They are headed by a Scot, Guy Learmonth, who on Tuesday in Vienna made the European Indoor Championship qualifying standard with 1min 47.94sec – the only UK athlete to register the required time this year.
It is 18 years since a Scot topped Britain's end-of-season rankings, when Tom McKean was UK No.1 indoors and compatriot David Strang did so outdoors.
Learmonth's nearest challenger is almost two seconds adrift, and he hopes for a first senior British vest at the European Indoor Championships in Gothenburg. He must finish in the first two at next weekend's trials to achieve that ambition.
The third-year Loughborough sports management student, whose home is in Berwick, is just 20. McKean, whose cv included World and European indoor titles, clocked a modest 1.48.72 when he last headed the UK indoor rankings. And, at 20, McKean's fastest time – either indoors or out – was 1:49.48.
Learmonth's first love was rugby but he abandoned the sport after leaving school. There was a Damascene moment in the garage of his home. "I ran 1.56 for 800 metres, on a treadmill," he says. "Dad thought I might be some use at running and mum phoned Henry Gray, who trained a lot of athletes on the Border and Highland games circuit. Henry took me on. I won a few handicaps and the next year I broke the Scottish junior 800m record."
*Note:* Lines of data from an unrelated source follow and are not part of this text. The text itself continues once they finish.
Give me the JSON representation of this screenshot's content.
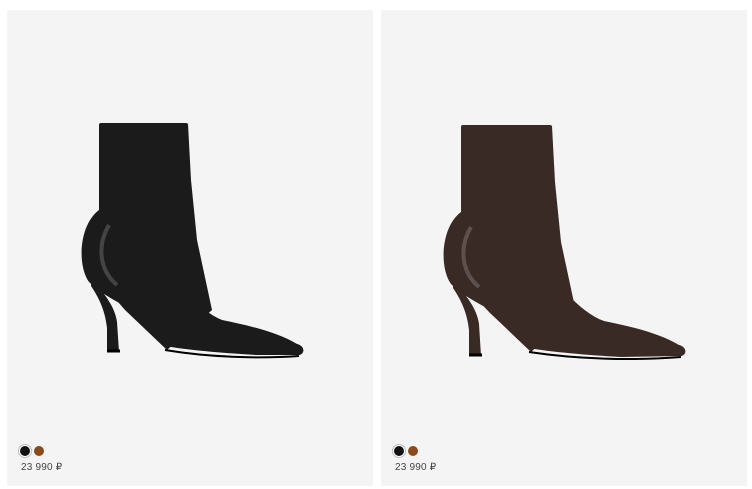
{
  "products": [
    {
      "price": "23 990 ₽",
      "boot_color": "#1b1b1b",
      "swatches": [
        {
          "color": "#111111",
          "selected": true
        },
        {
          "color": "#8a4a1c",
          "selected": false
        }
      ]
    },
    {
      "price": "23 990 ₽",
      "boot_color": "#3a2a26",
      "swatches": [
        {
          "color": "#111111",
          "selected": true
        },
        {
          "color": "#8a4a1c",
          "selected": false
        }
      ]
    }
  ]
}
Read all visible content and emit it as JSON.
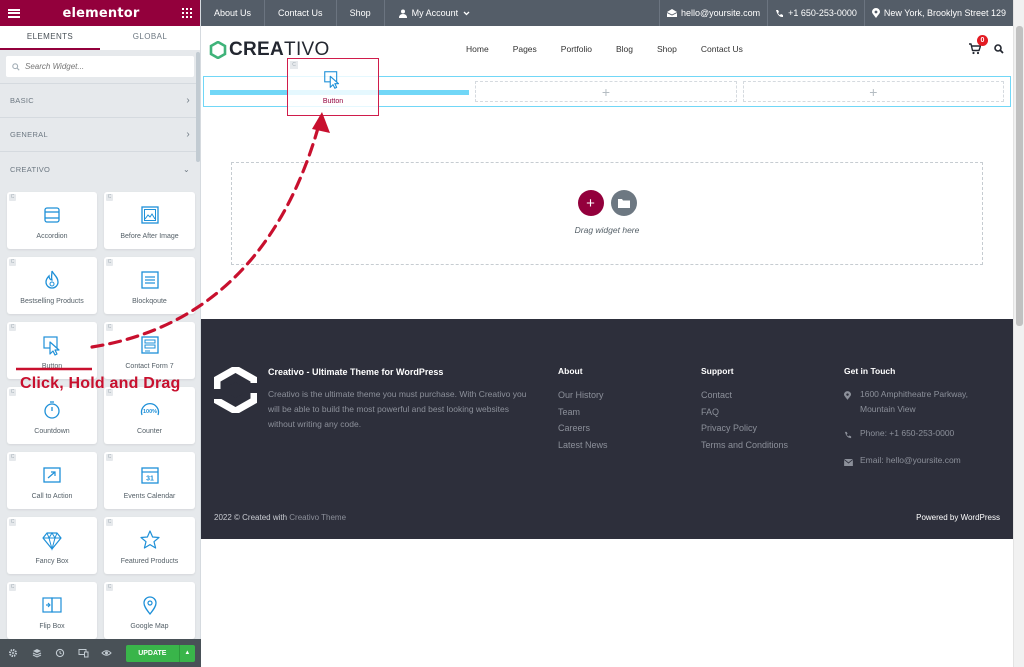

Learmonth is not just closing in on McKean's senior indoor Scottish best (1:46.22) but also on Sebastian Coe's British under-23 one (1:46.33), which he has two more years to achieve. "I think I can get very close this season. It would be a real honour to break them," he says. "But the first thing is to do the job at the trials.
"I don't want to get too carried away but to take their records would be very encouraging – absolutely fantastic. I try to keep things bottled up, but nudging towards their times at 20 gives me great encouragement and confidence."
He and George Gandy, who guides Learmonth's programme along with Gray in the Borders, think a time of 1:46 is possible this winter given the right race. "If I can run 1:46 this winter, then 1:44 is possible outdoors this summer," he says Learmonth.
There is a major cloud on the horizon, however; Gandy ceased to be employed by UK Athletics on Wednesday. He was Britain's head of endurance but, like Jessica Ennis's coach, Tony Minichiello, is a victim of the regime change at UKA. As he remains in discussion with them, Gandy does not wish to comment on the situation, though it is understood that his job is over.
He remains one of Britain's most respected coaches – he helped launch the career of future Olympic champion Seb Coe at Loughborough – and winner of the prestigious Mussabini Medal, which marks outstanding coaching achievement. It is named after the mentor of 1924 Olympic 100m champion Harold Abraham. Sometimes it seems his art is little more valued now than 90 years ago. Because he was a paid coach, Mussaabini was an outcast.
Gandy was formerly head of endurance at Loughborough University and a Who's Who of his elite athletes includes Scots Graham Williamson, Alastair Currie, Ally Donaldson and Laura Kenney. He has coached three athletes in the first four at three of the last four Olympics – a record no current UK middle distance coach can match.
"I don't know what is going to happen," he says. "My current commitment is to the athletes I coach, like Guy. That will continue meantime, because I am financially covered – I'm paid through March and April. Hopefully I can put something in place. I certainly have the appetite for it and I am certainly not a worse coach now than when I was working with Seb and Jack Buckner [European 5000m champion]."
Learmonth's main 2013 goal is the European under-23 Championships in Finland in July. "I think I can start making these dreams a reality," he says.
He has shed five kilos since last year, restructured his training and his diet under the guidance of Ruth McKean at the Scottish Institute of Sport. Training is now more endurance focused. "Sometimes I think I may have been a bit lazy in the past [nine Scottish junior records suggest otherwise] so it's two sessions a day now, and sometimes three."
But it is easy on the weights. "Guy has only to look in the weights room door, and he would put on muscle – so we are pretty careful what he does," says Gandy.
Finishing as one of the first two at the trials will not be easy. Olympic finalist Andrew Osagie ran an excellent 600m in Glasgow last weekend, and fellow Olympian Mike Rimmer (GB No.2 last year) runs a 600m tomorrow. "I am not too fussed who races the trials," says Learmonth. "I am going in to this in a better position than I have ever been before. I feel I have served my apprenticeship, and I am ready."
His father, a dentist who won Scottish junior and British universities 100 and 200m titles, trained with former Olympic 100m champion Allan Wells under Charlie Affleck.
Today though, it is back to the rugby. "At 17 it was my whole life, but there were too many injuries," he says. "The family is steeped in the game [his brother, Max, plays for Heriots and Scotland's Club International squad], so I will be watching the Calcutta Cup match with my English flat mates at Loughborough, wrapped in a Saltire."